Data records
══════════════════════════════
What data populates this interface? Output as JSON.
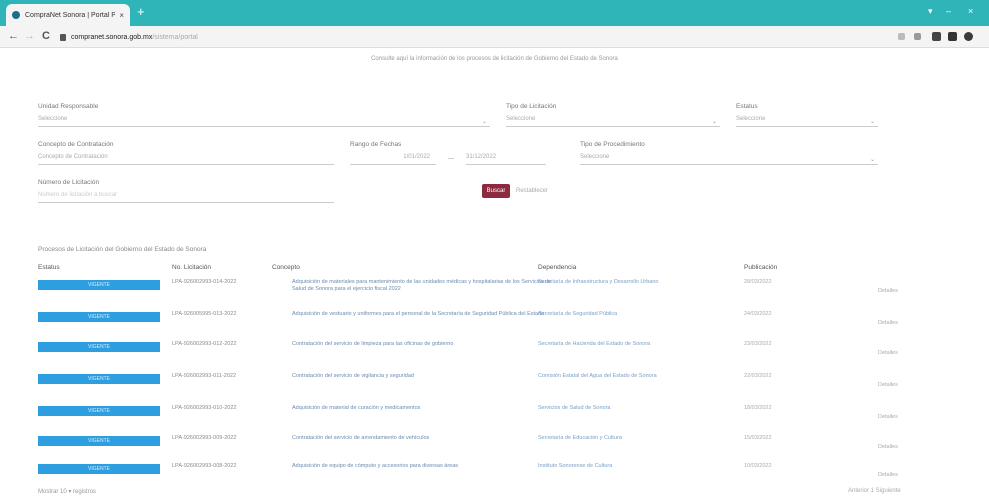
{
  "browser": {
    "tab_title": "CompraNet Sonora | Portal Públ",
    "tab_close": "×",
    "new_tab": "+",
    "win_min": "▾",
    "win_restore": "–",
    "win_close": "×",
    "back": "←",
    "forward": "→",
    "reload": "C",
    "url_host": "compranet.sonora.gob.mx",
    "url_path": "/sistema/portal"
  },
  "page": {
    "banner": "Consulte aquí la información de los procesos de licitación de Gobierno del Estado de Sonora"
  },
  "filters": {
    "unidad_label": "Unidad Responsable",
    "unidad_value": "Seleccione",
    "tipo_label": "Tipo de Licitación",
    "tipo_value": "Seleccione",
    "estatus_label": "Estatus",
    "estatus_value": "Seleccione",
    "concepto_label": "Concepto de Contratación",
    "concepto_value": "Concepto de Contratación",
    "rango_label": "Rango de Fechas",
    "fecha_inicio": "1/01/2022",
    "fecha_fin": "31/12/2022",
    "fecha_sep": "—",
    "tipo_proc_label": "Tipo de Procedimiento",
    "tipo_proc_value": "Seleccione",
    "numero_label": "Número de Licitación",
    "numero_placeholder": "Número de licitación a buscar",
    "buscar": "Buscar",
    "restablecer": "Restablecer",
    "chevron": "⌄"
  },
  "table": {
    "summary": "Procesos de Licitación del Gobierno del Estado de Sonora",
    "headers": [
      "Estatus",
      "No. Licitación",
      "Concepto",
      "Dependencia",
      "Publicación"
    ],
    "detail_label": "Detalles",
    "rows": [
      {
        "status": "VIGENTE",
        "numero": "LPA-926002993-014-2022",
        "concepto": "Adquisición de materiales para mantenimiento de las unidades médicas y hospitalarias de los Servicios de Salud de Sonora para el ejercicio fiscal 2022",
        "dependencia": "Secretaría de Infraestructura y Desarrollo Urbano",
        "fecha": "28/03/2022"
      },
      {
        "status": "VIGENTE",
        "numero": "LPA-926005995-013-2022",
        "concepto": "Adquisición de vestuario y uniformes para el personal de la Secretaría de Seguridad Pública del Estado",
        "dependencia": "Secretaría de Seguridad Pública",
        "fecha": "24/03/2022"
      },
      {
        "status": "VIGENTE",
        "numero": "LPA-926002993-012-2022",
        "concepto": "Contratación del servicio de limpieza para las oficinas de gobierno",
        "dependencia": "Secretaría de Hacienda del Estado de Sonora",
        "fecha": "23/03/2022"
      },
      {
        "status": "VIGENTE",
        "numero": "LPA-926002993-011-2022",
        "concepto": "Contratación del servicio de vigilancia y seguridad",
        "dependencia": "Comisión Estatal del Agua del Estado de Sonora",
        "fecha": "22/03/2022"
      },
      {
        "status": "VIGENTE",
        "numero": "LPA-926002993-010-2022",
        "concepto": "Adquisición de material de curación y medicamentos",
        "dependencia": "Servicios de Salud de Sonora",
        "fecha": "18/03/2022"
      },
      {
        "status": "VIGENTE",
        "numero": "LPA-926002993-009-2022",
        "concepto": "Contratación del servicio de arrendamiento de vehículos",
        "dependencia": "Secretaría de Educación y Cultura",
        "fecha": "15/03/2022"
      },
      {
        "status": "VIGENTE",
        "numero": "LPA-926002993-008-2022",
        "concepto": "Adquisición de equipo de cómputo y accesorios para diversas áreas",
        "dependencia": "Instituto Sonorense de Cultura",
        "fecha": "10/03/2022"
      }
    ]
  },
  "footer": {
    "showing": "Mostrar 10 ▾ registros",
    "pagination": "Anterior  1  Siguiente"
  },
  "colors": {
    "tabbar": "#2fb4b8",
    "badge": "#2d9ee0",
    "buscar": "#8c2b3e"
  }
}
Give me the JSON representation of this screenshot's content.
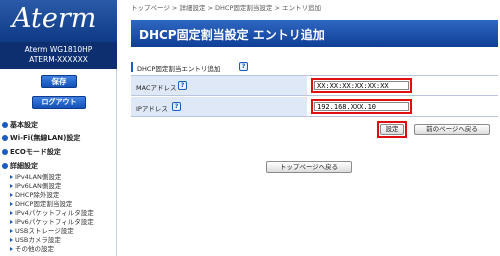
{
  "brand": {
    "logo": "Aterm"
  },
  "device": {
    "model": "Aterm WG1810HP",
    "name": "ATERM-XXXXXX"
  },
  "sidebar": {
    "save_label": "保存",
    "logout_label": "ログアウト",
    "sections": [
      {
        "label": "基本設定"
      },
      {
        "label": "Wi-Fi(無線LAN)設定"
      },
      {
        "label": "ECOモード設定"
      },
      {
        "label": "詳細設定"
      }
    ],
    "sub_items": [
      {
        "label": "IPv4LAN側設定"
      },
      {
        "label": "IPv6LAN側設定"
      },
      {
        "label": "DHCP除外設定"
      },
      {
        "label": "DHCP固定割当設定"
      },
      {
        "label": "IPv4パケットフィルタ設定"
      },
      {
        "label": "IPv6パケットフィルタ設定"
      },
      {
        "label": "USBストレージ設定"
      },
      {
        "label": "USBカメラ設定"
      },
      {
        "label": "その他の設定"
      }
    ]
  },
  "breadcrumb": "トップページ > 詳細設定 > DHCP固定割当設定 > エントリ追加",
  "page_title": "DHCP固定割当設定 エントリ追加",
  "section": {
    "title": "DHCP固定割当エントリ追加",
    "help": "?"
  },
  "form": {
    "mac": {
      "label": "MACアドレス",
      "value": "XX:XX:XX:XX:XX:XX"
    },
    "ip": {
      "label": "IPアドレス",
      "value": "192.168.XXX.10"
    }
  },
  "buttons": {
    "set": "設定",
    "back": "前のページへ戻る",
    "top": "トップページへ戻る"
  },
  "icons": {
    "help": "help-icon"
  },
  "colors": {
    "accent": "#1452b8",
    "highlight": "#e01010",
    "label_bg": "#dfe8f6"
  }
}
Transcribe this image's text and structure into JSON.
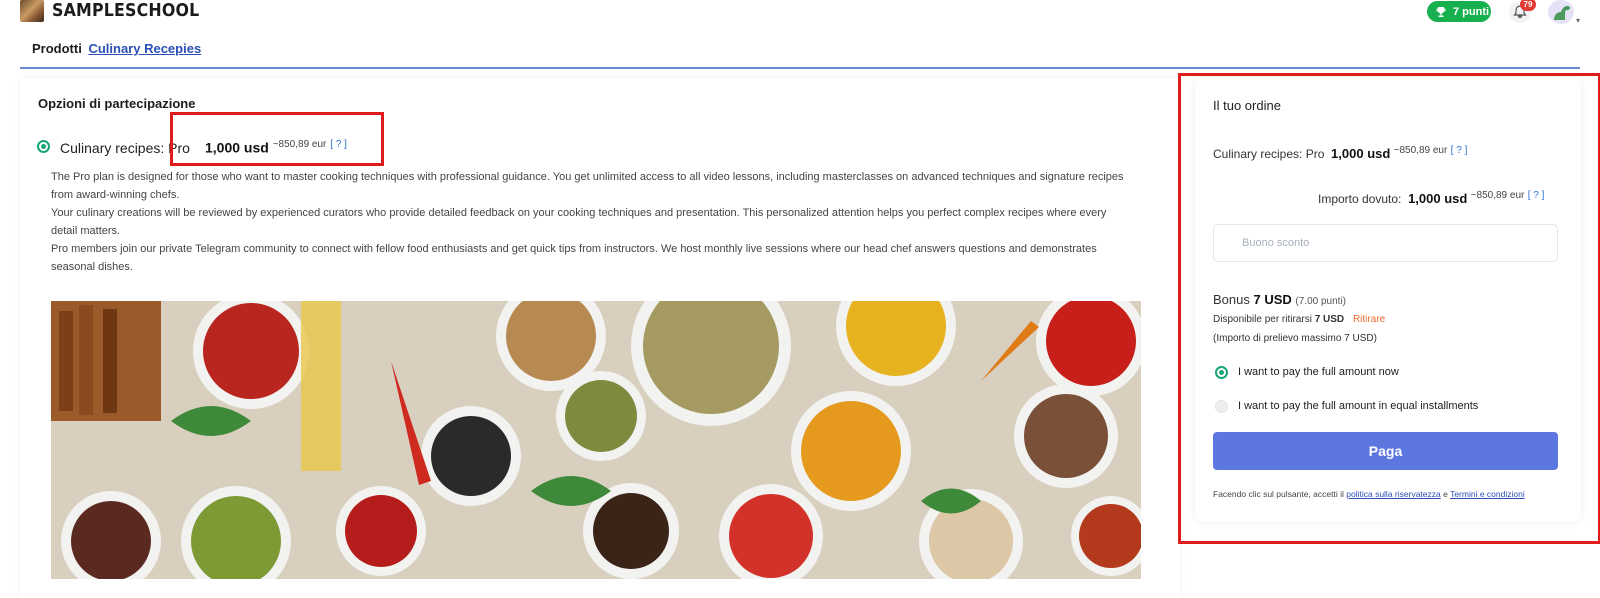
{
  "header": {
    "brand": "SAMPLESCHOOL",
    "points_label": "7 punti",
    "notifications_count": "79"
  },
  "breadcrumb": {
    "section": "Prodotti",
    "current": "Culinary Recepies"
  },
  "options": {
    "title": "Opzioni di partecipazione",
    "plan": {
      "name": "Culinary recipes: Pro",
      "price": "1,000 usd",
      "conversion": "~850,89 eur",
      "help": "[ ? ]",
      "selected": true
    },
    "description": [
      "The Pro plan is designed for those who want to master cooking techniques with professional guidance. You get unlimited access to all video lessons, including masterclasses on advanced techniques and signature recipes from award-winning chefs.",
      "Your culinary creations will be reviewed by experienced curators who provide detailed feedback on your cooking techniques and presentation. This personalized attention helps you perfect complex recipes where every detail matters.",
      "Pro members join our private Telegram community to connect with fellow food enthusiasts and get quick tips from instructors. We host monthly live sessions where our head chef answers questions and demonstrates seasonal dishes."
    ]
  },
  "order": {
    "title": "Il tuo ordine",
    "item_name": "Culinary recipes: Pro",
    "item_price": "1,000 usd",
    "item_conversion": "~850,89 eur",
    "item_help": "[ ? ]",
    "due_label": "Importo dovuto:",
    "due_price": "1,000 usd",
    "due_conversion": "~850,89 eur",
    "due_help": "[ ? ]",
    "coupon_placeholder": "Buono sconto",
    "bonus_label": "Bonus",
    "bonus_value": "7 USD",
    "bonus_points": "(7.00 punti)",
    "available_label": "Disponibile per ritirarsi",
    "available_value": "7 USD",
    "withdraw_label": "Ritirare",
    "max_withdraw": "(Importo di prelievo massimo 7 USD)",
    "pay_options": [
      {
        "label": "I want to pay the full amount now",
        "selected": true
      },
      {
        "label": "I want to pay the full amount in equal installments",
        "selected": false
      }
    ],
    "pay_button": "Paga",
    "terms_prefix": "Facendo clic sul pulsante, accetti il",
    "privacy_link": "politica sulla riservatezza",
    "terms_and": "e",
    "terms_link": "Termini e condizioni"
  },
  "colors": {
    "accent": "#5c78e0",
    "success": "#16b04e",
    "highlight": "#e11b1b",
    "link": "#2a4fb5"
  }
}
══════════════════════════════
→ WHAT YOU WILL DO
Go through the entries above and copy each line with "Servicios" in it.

→ SOLVED PROBLEM
        "concepto": "Adquisición de materiales para mantenimiento de las unidades médicas y hospitalarias de los Servicios de Salud de Sonora para el ejercicio fiscal 2022",
        "dependencia": "Servicios de Salud de Sonora",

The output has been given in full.